But most famously, coca leaves helped to give the kick in Coca-Cola's original formula. The company dropped cocaine from its recipe more than 100 years go, but the secret formula still calls for a cocaine-free coca extract.
The Coca-Cola Company is said to import eight tons of coca leaves from South America each year, mainly from Peru.
"The coca leaf has three alkaloids. Extracted from the leaf and concentrated into cocaine with chloride, the coca alkaloid is highly stimulating and, potentially, very addictive," explains Dr Jorge Hurtado, a local psychiatrist and coca expert who heads the International Coca Research Institute.
"However, the small dose present naturally, and unprocessed, in coca leaves provides only a slight energising sensation and it is not addictive; it carries less of a kick than a cup of coffee.
"The same applies to the Coca Colla or other coca-based products like toothpaste, flours or sweets," Dr Hurtado adds.
Even so, with the notable exception of Coca-Cola, most products using coca leaves are banned in most nations beyond the Andes by strict trade regulations.
So for Coca Colla, exporting the beverage widely would require the International Narcotics Control Board of the United Nations to take the coca leaf off the list of dangerous drugs, where it has been since 1961.
And it would also require modifying the current local law, which prevents exports of any product derived from the coca plant.
Bolivian President Evo Morales has yet to indicate whether the law will change.
But Mr Morales, himself a coca grower, has fought for the rights of coca growers and called for the United Nations to lift the ban on coca, criticising the US for its opposition to any change.
Yet Bolivian law currently allows only 12,000 hectares of coca plants to be planted and its purposes must be traditional - for chewing, for tea and for use in indigenous rituals.

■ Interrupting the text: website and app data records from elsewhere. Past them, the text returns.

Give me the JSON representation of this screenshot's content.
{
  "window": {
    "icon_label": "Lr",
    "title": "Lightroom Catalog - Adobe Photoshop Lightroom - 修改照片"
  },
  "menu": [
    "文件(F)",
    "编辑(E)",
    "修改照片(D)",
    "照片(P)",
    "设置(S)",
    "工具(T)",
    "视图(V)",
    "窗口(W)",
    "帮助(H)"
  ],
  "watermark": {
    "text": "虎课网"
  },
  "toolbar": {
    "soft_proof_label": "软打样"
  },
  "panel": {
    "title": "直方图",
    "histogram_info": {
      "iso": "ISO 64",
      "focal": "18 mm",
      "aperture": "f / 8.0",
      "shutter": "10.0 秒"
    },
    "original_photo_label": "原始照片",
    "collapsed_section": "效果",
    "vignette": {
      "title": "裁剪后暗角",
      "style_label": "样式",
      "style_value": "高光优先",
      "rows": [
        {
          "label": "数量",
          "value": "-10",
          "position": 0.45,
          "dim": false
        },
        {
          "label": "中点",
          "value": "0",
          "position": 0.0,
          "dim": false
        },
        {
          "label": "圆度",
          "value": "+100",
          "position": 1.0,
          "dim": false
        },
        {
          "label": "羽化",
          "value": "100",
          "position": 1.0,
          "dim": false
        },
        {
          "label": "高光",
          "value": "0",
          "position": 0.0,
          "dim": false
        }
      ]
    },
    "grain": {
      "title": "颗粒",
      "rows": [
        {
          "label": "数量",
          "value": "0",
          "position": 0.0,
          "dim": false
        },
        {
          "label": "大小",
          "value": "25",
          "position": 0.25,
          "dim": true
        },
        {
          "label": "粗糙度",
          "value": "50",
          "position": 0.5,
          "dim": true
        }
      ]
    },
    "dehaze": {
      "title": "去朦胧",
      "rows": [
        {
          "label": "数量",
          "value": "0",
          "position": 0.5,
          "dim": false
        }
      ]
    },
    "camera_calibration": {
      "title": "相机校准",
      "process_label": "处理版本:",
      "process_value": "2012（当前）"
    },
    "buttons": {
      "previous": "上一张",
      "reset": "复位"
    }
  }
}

But with widespread plans of industrialisation of the shiny green leaf, Mr Morales is pushing to increase the area used to grow coca to 20,000 hectares.
In reality, coca cultivation is far greater than that. A recent report published by the United Nations Office on Drugs and Crime states that, in 2008, approximately 30,200 hectares of coca were under cultivation in two out of the country's nine departments.
The reality is that coca leaves fetch far higher prices than most food crops and cultivation is hard to resist for farmers in one of South America's poorest countries.
The government's hope is that, by supporting coca's other uses, it will help some farmers avoid the temptation of cocaine trade. It says legal coca production makes enough to support 300,000 people.
A government source told the BBC that they were in the final stages of analysing the product and would soon provide financial support to its producers.
"The aim is to provide greater social benefits to producers and suppliers of the raw material.
"This is great for Bolivia and will be great for the coca leaf, because then people won't only talk just about the negative side of coca-derived products", the source said.
"And there's more to it than that. This is a matter of national pride. Soon, people will stop talking about 'God, Country and Coca-Cola'; they'll be talking of '[Andean Goddess] Mother Earth, Bolivia and Coca Colla.'"